House impeachment manager Rep. Hakeem Jeffries (D-NY) told the Senate on Thursday that the so-called “Steele dossier” paid for by Democrats against then-candidate Donald Trump was not improper foreign interference in the 2016 election because they “purchased” it.
Jeffries was responding to a question from Republicans about Democrats’ argument that the president had invited improper foreign interference in U.S. elections by seeking, or being willing to accept, information from abroad on a potential political opponent.
The question asked: “Under the House managers’ standard, would the Steele dossier be considered as foreign interference in a U.S. election, a violation of the law, and/or an impeachable offense?”
Jeffries replied: “The analogy is not applicable to the present situation because, first, to the extent that opposition research was obtained, it was opposition research that was purchased.”

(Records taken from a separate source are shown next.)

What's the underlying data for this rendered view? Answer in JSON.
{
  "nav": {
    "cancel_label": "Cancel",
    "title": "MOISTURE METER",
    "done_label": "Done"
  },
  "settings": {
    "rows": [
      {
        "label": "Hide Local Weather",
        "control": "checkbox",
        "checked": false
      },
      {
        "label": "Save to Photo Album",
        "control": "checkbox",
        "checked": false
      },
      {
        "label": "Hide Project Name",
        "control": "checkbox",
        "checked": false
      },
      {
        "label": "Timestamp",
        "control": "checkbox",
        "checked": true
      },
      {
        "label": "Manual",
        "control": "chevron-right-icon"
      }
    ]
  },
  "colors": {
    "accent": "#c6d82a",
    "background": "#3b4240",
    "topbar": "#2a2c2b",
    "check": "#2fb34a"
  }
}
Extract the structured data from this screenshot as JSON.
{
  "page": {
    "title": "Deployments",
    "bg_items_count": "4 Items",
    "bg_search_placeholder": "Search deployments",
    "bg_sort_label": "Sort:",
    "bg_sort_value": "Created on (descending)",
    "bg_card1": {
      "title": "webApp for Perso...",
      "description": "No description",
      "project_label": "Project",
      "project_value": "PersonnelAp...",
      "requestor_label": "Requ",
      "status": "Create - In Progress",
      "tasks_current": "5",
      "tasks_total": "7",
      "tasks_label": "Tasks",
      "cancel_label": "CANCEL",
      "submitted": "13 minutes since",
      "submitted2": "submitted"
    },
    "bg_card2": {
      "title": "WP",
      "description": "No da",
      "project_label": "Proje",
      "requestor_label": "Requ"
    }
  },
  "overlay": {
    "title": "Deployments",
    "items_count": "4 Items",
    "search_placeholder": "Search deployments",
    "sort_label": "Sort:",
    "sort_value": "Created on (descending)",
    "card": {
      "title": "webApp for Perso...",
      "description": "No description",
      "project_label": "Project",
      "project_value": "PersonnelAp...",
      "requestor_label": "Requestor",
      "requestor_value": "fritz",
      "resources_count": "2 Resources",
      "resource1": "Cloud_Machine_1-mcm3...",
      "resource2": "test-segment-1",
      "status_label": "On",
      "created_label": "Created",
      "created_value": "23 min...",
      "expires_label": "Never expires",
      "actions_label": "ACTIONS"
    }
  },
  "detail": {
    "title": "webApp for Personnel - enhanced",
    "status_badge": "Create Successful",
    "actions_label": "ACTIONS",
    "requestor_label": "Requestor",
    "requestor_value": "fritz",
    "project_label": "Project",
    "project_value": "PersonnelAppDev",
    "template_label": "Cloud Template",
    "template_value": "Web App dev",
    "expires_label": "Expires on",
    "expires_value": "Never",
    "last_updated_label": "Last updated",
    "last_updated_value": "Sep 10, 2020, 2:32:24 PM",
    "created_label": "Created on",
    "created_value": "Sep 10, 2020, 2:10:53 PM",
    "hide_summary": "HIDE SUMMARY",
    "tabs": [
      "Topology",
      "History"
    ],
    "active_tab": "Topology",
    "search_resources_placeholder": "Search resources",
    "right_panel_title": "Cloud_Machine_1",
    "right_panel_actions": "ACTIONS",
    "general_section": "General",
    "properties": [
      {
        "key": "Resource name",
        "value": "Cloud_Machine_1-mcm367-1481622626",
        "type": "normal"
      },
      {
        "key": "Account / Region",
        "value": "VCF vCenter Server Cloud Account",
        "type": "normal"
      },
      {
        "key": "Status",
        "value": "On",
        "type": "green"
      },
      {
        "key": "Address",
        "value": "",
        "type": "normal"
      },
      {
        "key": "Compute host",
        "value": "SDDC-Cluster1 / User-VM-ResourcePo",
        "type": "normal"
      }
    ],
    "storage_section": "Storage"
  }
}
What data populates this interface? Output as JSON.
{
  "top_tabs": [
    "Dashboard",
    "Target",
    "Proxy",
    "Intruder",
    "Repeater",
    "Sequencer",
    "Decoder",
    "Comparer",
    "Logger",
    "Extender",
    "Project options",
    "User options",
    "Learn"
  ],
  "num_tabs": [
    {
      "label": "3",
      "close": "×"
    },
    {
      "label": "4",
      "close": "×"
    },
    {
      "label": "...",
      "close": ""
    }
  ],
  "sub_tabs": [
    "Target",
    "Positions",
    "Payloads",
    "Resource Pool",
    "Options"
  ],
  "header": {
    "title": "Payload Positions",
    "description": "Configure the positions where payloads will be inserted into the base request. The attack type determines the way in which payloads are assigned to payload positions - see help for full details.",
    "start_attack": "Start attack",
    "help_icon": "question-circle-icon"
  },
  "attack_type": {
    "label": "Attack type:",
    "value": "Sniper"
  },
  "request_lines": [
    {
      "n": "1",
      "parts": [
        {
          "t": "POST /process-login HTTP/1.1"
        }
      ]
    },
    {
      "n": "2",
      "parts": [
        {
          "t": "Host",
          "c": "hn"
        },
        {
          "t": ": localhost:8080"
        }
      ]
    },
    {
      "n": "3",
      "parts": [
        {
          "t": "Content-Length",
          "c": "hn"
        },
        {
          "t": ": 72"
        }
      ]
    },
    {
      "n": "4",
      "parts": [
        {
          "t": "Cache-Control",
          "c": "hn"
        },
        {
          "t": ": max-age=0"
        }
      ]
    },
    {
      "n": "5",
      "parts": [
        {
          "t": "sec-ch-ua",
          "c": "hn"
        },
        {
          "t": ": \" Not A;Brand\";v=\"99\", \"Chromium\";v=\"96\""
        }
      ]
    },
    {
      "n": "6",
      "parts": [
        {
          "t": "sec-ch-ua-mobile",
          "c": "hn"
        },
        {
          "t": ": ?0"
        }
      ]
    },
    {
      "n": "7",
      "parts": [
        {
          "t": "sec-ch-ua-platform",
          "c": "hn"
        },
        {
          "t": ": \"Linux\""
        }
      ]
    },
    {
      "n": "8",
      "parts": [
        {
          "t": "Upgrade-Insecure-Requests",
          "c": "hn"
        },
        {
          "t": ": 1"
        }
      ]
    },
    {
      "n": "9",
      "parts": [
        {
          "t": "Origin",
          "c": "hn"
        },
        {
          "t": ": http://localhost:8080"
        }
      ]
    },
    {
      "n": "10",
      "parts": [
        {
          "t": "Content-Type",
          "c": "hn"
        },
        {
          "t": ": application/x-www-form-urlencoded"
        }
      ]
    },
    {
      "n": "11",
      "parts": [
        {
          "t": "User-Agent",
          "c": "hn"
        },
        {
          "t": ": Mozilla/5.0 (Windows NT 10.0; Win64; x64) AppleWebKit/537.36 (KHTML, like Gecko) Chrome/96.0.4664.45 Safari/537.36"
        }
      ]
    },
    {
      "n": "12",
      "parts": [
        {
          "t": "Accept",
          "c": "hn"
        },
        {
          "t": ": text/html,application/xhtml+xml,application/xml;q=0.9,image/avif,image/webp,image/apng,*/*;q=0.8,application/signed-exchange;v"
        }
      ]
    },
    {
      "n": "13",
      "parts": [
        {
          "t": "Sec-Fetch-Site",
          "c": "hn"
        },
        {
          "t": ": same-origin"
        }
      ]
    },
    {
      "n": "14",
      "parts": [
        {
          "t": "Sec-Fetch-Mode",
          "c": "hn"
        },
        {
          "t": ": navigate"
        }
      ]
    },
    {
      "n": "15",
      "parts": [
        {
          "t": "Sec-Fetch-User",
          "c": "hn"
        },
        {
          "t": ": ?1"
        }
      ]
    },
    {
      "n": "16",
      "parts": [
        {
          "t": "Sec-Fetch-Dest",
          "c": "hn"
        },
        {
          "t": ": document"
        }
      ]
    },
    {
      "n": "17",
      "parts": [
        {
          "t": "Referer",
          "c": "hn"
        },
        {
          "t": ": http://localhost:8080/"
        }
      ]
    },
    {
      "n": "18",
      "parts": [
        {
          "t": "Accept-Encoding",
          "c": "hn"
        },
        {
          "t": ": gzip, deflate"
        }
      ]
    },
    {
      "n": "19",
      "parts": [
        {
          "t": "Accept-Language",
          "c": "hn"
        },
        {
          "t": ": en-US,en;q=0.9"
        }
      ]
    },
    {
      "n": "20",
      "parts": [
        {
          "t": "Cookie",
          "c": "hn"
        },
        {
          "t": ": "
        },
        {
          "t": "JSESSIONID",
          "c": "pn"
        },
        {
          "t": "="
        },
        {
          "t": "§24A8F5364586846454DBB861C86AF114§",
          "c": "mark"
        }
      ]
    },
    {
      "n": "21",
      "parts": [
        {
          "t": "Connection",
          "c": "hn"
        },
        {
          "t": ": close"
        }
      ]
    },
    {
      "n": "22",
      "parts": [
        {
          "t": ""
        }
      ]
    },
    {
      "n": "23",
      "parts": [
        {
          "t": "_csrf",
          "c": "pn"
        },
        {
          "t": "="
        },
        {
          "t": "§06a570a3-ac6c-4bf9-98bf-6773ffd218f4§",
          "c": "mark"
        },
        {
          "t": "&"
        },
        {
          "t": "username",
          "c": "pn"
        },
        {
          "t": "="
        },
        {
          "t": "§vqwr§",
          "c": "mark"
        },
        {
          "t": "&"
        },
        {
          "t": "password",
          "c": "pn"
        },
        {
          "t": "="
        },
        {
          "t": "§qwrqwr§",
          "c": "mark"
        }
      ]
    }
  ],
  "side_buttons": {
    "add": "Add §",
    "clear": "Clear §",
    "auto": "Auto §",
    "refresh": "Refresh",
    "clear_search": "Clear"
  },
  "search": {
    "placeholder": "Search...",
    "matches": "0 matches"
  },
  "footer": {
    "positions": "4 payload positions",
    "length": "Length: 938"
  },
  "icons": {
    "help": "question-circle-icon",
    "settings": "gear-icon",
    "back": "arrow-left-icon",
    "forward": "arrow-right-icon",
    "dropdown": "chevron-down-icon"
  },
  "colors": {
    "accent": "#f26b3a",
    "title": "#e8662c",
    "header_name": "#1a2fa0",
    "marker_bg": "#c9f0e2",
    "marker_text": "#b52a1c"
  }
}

He also referred to allegations about the dossier as a “conspiracy theory.”
The “dossier” was compiled by former British spy Christopher Steele, using a variety of foreign sources, including sources allegedly close to the Russian government.
A recent Department of Justice Inspector General report noted the FBI had found that the “Steele dossier” was false — but kept referring to it as legitimate in applications for renewals of surveillance warrants.
Steele had been working for the opposition firm Fusion GPS. Fusion GPS was initially paid by a Republican source who wanted to stop Trump from winning the GOP nomination, but the Hillary Clinton campaign and the Democratic National Committee later paid the firm, funneling money through the Perkins Coie law firm.
Earlier in the day, the second of two full days of questions and answers with House managers and White House lawyers, Jeffries had falsely accused White House lawyers of condoning foreign interference in U.S. elections, misquoting an answer from Deputy White House Counsel Patrick Philbin from the night before.
All Philbin had done was quote the law, which is that accepting mere information is not a violation of campaign finance law.
White House lawyer Jay Sekulow pounced: “So — I guess you could buy? — this is what it sounds like — you can buy a foreign interference, if you purchase their opposition research, I guess it’s OK.”
He also said that the story of the “dossier” was not a conspiracy theory, but a true one — and that the dossier led to improper surveillance of the Trump campaign.
Joel B. Pollak is Senior Editor-at-Large at Breitbart News. He earned an A.B. in Social Studies and Environmental Science and Public Policy from Harvard College, and a J.D. from Harvard Law School. He is a winner of the 2018 Robert Novak Journalism Alumni Fellowship. He is also the co-author of How Trump Won: The Inside Story of a Revolution, which is available from Regnery. Follow him on Twitter at @joelpollak.